After locating the line with "Output a JSON" in the records below, print it and every line after it exactly.

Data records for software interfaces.
-------------------------

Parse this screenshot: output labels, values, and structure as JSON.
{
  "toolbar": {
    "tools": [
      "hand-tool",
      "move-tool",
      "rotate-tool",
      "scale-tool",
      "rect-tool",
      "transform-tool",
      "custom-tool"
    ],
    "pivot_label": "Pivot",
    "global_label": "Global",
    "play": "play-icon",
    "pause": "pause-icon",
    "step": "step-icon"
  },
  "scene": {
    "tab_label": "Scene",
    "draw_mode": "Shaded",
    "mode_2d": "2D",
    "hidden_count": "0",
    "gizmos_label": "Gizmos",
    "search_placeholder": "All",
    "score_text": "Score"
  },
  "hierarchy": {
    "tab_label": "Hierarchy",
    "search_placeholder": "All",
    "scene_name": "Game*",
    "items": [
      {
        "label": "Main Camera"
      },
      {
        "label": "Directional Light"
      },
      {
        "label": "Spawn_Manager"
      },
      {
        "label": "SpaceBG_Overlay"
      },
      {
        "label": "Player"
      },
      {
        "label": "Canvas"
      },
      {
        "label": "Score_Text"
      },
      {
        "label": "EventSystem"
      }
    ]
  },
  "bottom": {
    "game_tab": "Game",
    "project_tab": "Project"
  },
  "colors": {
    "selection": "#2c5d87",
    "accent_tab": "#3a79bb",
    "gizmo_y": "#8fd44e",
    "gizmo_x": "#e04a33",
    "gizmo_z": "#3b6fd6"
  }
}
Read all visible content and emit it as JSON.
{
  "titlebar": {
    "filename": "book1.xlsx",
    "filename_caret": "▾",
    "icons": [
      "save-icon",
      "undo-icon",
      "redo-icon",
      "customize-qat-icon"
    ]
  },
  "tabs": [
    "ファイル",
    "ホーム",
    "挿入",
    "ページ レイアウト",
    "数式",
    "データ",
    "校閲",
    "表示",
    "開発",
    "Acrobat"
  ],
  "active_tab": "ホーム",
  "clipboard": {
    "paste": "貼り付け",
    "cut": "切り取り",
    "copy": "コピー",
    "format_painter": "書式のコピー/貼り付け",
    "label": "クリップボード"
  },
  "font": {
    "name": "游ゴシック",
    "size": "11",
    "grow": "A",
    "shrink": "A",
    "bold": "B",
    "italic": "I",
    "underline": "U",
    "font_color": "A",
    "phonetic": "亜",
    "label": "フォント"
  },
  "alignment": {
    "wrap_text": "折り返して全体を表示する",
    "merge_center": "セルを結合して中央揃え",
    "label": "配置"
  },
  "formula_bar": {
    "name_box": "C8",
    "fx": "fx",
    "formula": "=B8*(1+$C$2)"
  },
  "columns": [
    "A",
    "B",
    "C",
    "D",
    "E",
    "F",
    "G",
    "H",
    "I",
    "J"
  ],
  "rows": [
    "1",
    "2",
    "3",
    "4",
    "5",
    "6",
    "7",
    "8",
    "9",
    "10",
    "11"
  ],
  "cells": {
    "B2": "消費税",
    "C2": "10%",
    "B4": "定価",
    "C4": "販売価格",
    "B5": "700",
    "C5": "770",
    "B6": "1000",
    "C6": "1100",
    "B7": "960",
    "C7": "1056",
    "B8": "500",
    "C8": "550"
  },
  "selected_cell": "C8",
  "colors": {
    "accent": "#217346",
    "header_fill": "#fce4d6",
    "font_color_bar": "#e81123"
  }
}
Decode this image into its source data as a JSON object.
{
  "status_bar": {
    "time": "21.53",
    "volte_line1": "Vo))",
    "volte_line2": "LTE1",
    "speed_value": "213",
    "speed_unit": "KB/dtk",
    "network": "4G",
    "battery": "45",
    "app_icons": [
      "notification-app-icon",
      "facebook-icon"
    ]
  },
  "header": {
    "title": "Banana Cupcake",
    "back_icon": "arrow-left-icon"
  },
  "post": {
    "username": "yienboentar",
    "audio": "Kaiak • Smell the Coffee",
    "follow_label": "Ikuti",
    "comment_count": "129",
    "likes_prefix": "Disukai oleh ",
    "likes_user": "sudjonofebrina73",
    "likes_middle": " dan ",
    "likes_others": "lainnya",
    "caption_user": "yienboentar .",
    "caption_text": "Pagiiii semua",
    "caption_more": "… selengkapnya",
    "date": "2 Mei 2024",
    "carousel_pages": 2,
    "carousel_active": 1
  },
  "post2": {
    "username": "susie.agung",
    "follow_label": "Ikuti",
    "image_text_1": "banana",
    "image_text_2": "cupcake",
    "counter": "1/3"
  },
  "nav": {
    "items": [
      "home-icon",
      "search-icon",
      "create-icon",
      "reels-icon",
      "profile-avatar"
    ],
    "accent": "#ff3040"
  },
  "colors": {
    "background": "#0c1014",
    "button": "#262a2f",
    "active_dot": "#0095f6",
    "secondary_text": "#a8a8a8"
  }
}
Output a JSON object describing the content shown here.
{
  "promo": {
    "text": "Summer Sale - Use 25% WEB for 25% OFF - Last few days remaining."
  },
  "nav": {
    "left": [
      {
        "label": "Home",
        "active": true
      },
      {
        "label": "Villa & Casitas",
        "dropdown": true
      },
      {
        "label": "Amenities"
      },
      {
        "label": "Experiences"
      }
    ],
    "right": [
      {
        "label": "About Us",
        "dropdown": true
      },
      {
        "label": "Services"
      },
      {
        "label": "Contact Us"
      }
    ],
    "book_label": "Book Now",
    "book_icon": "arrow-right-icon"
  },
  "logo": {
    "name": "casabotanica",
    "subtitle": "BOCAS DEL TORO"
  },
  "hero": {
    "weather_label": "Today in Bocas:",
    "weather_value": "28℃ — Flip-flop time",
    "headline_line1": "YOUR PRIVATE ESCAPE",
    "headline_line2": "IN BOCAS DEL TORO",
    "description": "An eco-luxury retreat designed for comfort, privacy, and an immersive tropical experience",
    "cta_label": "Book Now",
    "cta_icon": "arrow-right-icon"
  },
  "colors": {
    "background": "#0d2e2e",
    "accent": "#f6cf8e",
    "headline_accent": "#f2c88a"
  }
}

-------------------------

Written response.
Output a JSON object describing the content shown here.
{
  "promo": {
    "text": "Summer Sale - Use 25% WEB for 25% OFF - Last few days remaining."
  },
  "nav": {
    "left": [
      {
        "label": "Home",
        "active": true
      },
      {
        "label": "Villa & Casitas",
        "dropdown": true
      },
      {
        "label": "Amenities"
      },
      {
        "label": "Experiences"
      }
    ],
    "right": [
      {
        "label": "About Us",
        "dropdown": true
      },
      {
        "label": "Services"
      },
      {
        "label": "Contact Us"
      }
    ],
    "book_label": "Book Now",
    "book_icon": "arrow-right-icon"
  },
  "logo": {
    "name": "casabotanica",
    "subtitle": "BOCAS DEL TORO"
  },
  "hero": {
    "weather_label": "Today in Bocas:",
    "weather_value": "28℃ — Flip-flop time",
    "headline_line1": "YOUR PRIVATE ESCAPE",
    "headline_line2": "IN BOCAS DEL TORO",
    "description": "An eco-luxury retreat designed for comfort, privacy, and an immersive tropical experience",
    "cta_label": "Book Now",
    "cta_icon": "arrow-right-icon"
  },
  "colors": {
    "background": "#0d2e2e",
    "accent": "#f6cf8e",
    "headline_accent": "#f2c88a"
  }
}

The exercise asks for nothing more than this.